[INFORMATION — start]

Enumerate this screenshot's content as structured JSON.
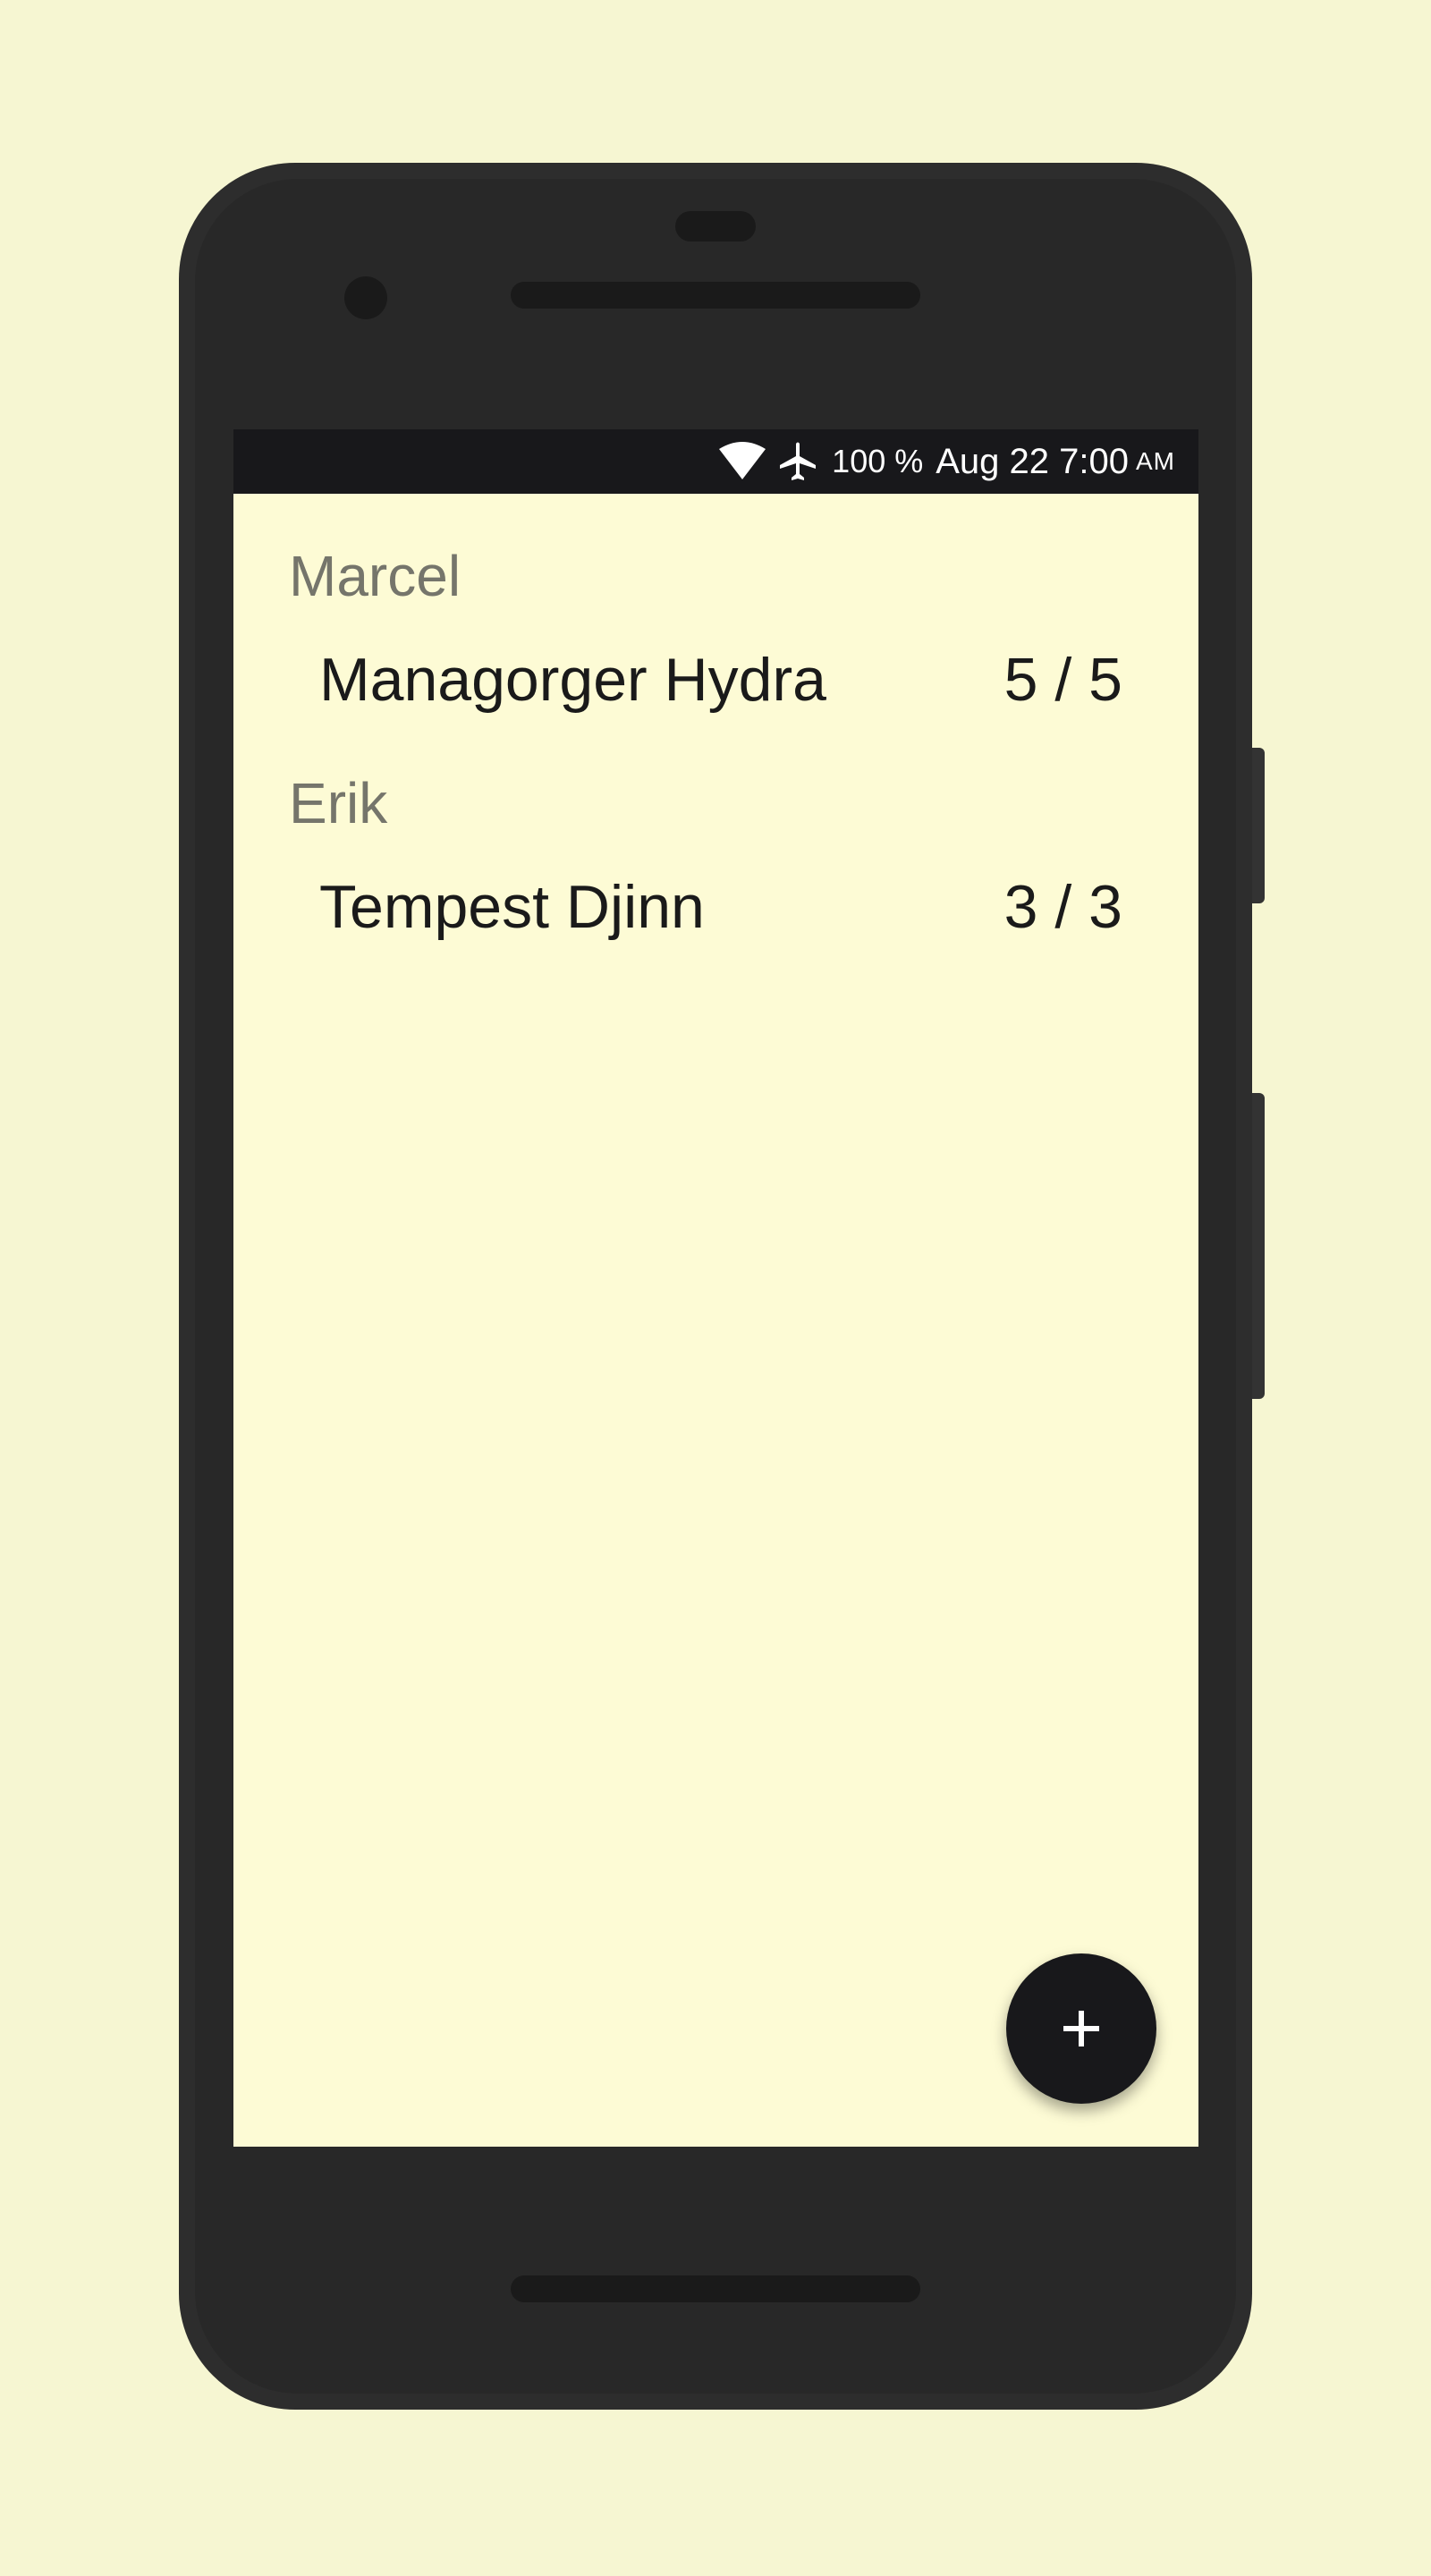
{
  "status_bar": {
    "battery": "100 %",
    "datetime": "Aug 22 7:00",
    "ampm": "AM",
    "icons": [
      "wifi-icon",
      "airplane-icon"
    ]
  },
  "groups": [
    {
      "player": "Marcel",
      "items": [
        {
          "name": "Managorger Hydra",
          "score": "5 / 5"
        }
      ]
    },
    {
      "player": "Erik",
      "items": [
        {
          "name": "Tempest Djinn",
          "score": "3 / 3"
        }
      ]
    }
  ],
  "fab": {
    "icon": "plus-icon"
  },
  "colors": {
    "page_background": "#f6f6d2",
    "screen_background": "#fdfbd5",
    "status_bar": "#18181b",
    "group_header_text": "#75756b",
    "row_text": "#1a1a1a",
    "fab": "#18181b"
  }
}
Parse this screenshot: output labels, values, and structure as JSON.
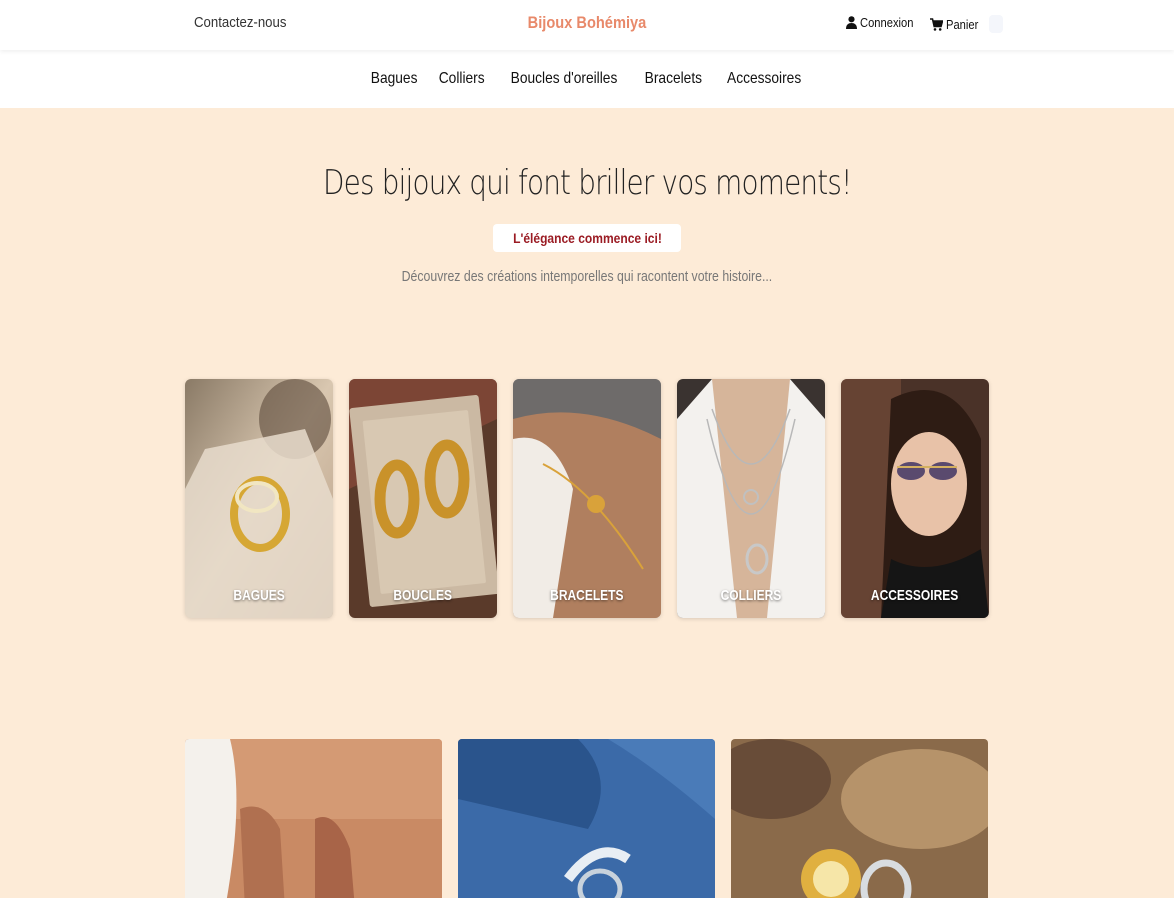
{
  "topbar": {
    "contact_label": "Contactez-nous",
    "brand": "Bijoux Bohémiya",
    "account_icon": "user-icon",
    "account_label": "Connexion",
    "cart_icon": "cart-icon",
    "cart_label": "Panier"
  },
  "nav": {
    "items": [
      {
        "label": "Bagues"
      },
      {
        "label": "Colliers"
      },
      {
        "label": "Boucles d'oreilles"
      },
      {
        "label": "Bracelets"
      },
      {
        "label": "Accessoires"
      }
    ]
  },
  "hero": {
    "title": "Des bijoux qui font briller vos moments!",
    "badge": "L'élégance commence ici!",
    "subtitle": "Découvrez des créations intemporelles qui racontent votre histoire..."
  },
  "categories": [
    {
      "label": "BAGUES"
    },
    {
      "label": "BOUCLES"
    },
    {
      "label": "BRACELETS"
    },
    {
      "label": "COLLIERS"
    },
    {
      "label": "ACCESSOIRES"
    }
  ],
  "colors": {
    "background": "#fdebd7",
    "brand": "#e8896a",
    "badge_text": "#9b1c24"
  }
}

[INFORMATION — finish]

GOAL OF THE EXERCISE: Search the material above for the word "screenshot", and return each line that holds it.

WRITTEN SOLUTION:
Enumerate this screenshot's content as structured JSON.
Parse this screenshot: output labels, values, and structure as JSON.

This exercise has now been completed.